Strain never sat well with the big bosses and is a term leftover from black market ideas. More aptly titled cultivar, a cultivar is the specific genetic of cannabis plant. It is the specific variety of cannabis such as, "Blue Dream" or "Purple Haze". For the young bloods, "Papaya" or "GMO" are two different varieties or cultivars .
noun: phenotype; plural noun: phenotypes
the set of observable characteristics of an individual resulting from the interaction of its genotype with the environment.
Each of our genetic cultivars makes up specific phenotypes. The phenotype is often labeled with a number such as "Papaya #35". Papaya is the genetic or the cultivar and it is the 35th phenotype.
This is where pheno hunting comes in. Having ten Papaya seeds, each one will become a different phenotype. Not all seeds from the same cultivar or genetic will produce the desired characteristics in its environmental settings. These types of specifics were largely out of play to the consumer until solventless hash making took off. With the extremely low yields of ice water refinement, selecting ideal phenotypes can make or break solventless success.

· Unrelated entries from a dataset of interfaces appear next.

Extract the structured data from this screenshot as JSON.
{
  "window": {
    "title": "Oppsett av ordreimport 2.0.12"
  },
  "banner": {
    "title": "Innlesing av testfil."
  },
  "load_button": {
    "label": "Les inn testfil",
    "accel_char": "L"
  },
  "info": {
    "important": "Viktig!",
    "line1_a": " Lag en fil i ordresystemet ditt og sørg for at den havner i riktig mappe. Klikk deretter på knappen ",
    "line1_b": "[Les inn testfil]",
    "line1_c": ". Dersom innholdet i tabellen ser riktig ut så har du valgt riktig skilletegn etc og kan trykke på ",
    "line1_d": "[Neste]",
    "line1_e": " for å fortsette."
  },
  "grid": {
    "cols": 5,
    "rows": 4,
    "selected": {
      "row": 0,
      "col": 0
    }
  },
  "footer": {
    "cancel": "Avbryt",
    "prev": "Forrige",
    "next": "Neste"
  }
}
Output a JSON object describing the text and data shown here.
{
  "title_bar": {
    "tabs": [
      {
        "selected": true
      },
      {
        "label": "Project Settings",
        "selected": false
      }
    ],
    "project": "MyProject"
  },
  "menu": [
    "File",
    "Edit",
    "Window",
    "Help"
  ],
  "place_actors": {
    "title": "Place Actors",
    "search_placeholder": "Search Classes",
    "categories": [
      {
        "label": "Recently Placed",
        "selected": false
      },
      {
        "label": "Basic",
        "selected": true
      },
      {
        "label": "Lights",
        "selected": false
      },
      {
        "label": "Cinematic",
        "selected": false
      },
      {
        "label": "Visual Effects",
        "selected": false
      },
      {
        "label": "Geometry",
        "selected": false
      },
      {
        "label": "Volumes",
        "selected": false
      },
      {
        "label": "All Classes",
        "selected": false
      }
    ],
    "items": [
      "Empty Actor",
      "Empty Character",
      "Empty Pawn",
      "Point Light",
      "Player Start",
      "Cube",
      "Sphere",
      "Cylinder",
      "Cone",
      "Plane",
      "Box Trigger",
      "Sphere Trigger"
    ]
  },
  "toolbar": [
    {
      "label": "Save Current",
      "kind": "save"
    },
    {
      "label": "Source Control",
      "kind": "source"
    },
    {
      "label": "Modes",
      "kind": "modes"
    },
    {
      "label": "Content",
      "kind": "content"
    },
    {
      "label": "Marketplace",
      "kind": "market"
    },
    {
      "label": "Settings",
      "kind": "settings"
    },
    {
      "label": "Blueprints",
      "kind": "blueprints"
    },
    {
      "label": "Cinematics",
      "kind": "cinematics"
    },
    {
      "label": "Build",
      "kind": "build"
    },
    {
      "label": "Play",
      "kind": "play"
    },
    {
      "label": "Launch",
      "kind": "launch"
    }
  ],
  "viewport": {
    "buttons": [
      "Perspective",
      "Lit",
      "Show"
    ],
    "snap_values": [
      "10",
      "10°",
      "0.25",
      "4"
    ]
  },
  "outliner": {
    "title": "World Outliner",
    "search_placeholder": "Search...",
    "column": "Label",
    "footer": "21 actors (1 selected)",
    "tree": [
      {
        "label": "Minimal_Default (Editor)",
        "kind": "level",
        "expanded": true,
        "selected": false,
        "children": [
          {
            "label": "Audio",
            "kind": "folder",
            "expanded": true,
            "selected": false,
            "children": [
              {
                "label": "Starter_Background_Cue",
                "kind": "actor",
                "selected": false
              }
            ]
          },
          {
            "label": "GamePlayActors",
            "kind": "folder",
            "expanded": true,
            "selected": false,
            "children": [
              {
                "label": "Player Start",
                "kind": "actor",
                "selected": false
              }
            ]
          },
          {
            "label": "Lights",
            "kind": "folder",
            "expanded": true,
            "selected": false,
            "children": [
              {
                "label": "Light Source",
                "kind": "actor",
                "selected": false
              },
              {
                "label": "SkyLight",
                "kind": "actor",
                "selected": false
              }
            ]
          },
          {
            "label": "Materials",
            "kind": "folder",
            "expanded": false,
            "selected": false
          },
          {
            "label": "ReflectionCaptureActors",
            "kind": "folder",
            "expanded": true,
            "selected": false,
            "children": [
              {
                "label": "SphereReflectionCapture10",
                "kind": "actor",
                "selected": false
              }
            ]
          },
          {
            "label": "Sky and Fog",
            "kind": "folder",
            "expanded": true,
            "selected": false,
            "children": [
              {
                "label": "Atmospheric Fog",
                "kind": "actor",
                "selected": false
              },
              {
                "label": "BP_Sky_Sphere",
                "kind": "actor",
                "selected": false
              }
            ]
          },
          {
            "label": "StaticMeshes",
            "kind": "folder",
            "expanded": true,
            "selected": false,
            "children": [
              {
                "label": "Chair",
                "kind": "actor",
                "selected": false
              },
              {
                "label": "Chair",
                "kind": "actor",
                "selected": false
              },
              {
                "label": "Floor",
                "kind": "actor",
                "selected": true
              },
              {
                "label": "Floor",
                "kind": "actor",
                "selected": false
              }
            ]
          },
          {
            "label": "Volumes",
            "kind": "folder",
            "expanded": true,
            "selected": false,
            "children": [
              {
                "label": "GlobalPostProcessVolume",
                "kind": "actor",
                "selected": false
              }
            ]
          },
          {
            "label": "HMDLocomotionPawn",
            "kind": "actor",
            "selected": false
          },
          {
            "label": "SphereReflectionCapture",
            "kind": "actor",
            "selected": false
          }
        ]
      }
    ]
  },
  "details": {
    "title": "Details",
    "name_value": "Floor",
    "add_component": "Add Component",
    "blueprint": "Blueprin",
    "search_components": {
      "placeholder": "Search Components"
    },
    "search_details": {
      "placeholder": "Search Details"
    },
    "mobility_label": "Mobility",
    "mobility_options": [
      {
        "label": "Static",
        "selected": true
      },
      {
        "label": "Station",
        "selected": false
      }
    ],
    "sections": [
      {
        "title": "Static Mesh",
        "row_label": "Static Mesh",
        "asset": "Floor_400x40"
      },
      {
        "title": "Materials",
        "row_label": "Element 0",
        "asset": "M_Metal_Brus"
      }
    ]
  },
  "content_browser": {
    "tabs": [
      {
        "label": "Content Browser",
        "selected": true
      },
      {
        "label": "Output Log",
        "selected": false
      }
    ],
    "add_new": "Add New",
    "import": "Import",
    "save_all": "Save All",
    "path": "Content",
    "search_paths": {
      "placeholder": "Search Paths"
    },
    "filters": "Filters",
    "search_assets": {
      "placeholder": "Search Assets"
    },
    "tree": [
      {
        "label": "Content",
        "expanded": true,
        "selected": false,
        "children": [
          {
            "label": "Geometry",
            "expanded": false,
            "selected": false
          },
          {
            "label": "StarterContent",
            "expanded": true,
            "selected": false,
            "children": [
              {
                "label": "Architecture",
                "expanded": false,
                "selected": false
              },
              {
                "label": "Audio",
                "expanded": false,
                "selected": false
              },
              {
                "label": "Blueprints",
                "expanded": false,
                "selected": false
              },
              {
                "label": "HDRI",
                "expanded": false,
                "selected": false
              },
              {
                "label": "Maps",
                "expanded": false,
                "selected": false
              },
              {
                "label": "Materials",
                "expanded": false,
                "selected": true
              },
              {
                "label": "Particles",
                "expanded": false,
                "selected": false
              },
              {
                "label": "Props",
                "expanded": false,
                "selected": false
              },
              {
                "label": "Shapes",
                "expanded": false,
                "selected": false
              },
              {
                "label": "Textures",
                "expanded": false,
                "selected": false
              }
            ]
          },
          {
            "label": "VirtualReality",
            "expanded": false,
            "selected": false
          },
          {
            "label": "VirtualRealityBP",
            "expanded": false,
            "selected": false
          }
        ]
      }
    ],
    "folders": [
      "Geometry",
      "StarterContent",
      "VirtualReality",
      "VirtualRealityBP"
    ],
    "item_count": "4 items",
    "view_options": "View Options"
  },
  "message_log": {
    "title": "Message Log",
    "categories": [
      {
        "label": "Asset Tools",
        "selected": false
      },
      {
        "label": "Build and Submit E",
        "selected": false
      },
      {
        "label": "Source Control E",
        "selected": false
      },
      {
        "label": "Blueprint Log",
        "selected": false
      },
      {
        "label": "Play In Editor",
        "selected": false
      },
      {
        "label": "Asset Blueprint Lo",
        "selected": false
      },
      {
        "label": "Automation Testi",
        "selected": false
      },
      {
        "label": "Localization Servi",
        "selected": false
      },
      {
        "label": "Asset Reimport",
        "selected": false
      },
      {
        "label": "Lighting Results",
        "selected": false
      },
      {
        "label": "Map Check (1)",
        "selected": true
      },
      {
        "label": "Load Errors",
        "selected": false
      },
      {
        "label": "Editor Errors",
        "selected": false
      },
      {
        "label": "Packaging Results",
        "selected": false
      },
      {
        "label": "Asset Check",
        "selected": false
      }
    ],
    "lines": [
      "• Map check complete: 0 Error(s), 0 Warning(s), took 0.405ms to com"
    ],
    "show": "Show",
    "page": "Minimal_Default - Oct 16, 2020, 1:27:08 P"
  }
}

Trichomes are what we harvest for ice water hash. There are three different types of cannabis trichomes:
Bulbous trichomes are tiny bulbs that dot the surface of the plant. They cannot be seen without a microscope and their production of cannabinoids is still in question. They add a sheen to the cannabis plant and add to the stickiness of the flower. Bulbous trichomes are distributed throughout the entire surface of the plant.
Capitate-sessile trichomes are more abundant than bulbous trichomes, but still typically only visible with a microscope. Like bulbous trichomes, capitate-sessile trichomes have large bulbs, but with more of a classic mushroom-shaped structure. This trichome is primarily found on the underside of sugar and fan leaves.
Capitate-stalked trichomes are the ones we're after. Shaped like mushrooms and containing a large bulb or "head" at the top of a stalk. These are the largest and most abundant trichomes on cannabis, (yes!) and most familiar to consumers. The capitate-stalked trichomes are primarily found on the surface of cannabis flowers and are rarely seen on fan leaves or stems.
The different batches of the same cannabis genetic or variety can be attributed to vintage variations, where each batch is slightly different and especially across different growing styles and locations. Batches grown outdoors are influenced by nature and weather patterns. With modern hashish we are able to really key-in and taste the dynamic flavors and nuanced changes from one batch to another. With the same producers, we should be able to notice slight changes in the same genetic from year to year.
BHO-Not really weed.
Hydrocarbon Extraction-Not Weed.